recorded their fourth album, Reunion Tour
, in March 2007, in a recording studio built above a factory on the outskirts of Winnipeg, the cold prairie city where the band was born 10 years ago.
The factory produces cases for machines and computers and musical instruments, but only in the daytime; for a week and a half in the middle of winter, after the casemakers departed each afternoon at 4:30, the musicmakers, led by producer Ian Blurton, would arrive and play all night, crafting new sounds and new songs on the factory floor and then driving back to the city through the frigid Manitoba pre-dawn.
The result is lush and energetic, infectious, unforgettable--hours after listening to it you may be surprised to find that you still have one of the songs stuck in your head, and what's more, it's a song about curling. Yes, curling: that noble sport of sweeping and sliding that in the snowier precincts of North America is more like a religion than a sport. (Winnipeg, a city of just 600,000 people, has 21 curling clubs.)
"Tournament of Hearts," the curling song, is a perfect example of what John K. Samson, the band's lead singer and lyricist, calls "first-person fiction," and there's a lot of that on Reunion Tour.
Like Bruce Springsteen's "Nebraska" or Tom Waits's "Bone Machine," the album is a collection of finely rendered portraits of fictional characters, none of whom you probably know but all of whom you'll recognize. There's the dot-com millionaire on his way down in "Relative Surplus Value," the Winnipeg bus driver of "Civil Twilight" whose assigned route takes him every two hours past a house that is haunted only for him. And there are real-life characters, too: "Bigfoot!" tells the story of a ferry operator in northern Manitoba who saw the legendary creature and was then taken advantage of and mocked by everyone from cable news networks to the citizens of his own small town.
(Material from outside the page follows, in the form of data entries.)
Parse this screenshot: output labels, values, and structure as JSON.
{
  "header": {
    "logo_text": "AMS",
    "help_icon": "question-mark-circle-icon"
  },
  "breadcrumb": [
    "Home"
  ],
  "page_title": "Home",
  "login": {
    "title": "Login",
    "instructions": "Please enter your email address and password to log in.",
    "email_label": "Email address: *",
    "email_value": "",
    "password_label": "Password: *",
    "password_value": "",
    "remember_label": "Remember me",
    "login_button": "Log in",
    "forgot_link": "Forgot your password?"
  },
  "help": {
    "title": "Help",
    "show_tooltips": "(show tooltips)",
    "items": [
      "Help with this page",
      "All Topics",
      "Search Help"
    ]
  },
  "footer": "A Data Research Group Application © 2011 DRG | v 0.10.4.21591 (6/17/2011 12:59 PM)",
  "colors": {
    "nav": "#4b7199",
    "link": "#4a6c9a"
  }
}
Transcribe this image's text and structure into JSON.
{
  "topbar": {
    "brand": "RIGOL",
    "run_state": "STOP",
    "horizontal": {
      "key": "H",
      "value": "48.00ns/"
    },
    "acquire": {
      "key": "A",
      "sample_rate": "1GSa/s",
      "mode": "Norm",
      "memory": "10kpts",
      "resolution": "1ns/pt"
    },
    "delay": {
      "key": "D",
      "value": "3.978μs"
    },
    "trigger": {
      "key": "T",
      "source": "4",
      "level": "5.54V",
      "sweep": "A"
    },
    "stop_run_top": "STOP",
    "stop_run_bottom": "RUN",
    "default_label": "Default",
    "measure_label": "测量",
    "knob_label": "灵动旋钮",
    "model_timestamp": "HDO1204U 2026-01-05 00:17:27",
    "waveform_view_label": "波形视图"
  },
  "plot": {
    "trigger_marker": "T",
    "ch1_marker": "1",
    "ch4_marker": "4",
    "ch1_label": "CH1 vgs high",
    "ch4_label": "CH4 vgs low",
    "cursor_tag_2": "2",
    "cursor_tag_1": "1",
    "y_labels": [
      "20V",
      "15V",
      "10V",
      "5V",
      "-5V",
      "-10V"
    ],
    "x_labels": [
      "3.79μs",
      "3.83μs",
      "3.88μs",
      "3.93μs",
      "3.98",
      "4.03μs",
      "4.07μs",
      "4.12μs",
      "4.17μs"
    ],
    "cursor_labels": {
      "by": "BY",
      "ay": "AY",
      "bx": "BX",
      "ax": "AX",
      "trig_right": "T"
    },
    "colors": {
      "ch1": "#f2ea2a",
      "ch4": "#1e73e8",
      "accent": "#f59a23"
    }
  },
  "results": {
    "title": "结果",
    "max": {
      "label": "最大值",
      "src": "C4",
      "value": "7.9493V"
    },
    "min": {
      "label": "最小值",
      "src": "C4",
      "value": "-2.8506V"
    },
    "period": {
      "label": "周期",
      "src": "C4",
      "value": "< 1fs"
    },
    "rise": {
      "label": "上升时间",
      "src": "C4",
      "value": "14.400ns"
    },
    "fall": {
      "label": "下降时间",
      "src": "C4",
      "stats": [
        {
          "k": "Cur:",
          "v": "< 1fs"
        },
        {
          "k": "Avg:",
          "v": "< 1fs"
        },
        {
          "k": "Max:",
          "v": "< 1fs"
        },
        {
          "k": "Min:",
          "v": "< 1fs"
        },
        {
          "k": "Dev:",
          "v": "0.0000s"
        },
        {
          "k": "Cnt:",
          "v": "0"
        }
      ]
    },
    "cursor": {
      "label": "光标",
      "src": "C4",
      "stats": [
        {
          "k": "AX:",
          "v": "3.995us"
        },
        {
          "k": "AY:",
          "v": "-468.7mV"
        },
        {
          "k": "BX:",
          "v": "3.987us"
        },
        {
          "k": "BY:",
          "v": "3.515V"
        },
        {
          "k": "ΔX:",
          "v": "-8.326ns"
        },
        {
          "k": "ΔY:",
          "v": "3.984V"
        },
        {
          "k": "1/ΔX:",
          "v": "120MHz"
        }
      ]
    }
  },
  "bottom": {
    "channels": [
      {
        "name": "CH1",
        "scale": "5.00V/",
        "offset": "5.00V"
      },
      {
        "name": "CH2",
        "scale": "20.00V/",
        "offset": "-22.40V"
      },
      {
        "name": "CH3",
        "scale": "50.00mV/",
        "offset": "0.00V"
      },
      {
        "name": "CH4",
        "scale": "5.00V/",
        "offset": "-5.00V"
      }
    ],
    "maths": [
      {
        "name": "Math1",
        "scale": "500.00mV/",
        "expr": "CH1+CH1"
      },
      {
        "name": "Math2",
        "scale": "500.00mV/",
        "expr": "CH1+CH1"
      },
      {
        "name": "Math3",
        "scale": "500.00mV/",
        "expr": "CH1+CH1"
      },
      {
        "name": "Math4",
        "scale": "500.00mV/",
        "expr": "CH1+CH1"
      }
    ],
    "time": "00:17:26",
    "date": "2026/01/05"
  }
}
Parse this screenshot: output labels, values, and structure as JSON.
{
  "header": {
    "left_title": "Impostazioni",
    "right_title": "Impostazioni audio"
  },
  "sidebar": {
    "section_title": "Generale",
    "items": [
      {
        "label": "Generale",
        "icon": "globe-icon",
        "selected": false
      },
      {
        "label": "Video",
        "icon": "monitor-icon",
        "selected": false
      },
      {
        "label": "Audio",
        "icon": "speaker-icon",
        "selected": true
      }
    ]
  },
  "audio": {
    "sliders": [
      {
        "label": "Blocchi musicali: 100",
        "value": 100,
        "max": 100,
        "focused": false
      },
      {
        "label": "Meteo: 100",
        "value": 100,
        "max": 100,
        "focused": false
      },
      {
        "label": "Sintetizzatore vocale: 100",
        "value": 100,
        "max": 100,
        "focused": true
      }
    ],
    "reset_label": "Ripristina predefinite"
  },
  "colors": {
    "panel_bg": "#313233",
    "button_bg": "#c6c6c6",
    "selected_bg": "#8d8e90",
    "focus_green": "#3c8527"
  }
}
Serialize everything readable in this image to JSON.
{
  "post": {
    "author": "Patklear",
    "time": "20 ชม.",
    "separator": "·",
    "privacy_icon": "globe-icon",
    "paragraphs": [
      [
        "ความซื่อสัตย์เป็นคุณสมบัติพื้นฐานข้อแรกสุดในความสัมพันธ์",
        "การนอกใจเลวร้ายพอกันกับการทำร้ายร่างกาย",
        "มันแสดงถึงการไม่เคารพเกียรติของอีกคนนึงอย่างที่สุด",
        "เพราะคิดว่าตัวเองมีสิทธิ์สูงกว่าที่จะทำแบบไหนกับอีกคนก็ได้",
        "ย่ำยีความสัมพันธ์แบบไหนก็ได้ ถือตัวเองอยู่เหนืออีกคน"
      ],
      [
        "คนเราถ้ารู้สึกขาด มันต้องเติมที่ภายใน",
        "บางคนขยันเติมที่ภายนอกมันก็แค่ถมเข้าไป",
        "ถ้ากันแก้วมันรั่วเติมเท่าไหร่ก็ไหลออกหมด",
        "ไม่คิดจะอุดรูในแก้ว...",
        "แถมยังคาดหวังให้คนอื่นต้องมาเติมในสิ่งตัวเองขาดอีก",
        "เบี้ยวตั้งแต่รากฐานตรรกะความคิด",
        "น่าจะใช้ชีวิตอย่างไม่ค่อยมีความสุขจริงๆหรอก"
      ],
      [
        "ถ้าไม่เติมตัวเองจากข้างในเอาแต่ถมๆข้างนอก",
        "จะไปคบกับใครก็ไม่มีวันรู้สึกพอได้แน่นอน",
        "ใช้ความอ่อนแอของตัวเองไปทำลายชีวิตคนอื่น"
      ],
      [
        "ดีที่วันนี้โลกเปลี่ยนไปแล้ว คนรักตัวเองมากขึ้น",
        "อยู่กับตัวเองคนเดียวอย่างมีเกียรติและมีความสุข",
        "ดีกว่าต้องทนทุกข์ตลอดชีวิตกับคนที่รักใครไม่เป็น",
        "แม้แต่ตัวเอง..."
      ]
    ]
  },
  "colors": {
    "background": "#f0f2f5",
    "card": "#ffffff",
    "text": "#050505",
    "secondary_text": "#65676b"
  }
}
In "Hymn of the Medical Oddity," we meet Winnipegger David Reimer, who was born a boy but raised as a girl after a famous and tragic medical experiment.
Many of the themes and images of previous Weakerthans albums are here, from missed communications to abandoned buildings to the geography of Winnipeg. (Virtute the cat, the narrator of one of the more memorable songs from the band's last record, returns, too.) But there are new connections as well: the majority of the songs are about men, some sympathetic, some despicable. Two of the songs, "Sun in an Empty Room" and "Night Windows," are inspired by specific Edward Hopper paintings. And, more elusively but not less significantly, this is a record made during wartime, and images of combat and struggle lurk on many tracks.
The Weakerthans have long been known for their lyrical ingenuity, but they are, after all, a rock band, and Reunion Tour is a musical triumph. Stephen Carroll, who, like Samson, lives in Winnipeg, plays guitar, pedal steel and keyboards. Greg Smith, the newest member of the band, plays bass and keyboards. He lives in Toronto, as does Jason Tait, who plays drums and percussion, as well as keyboards, banjo, vibes and glockenspiel.
Reunion Tour is not itself a reunion--The Weakerthans have never gone away--but it is a giant step forward for the band. There's a new confidence and comfort here, four musicians more sure than ever of who they are and what they want to say.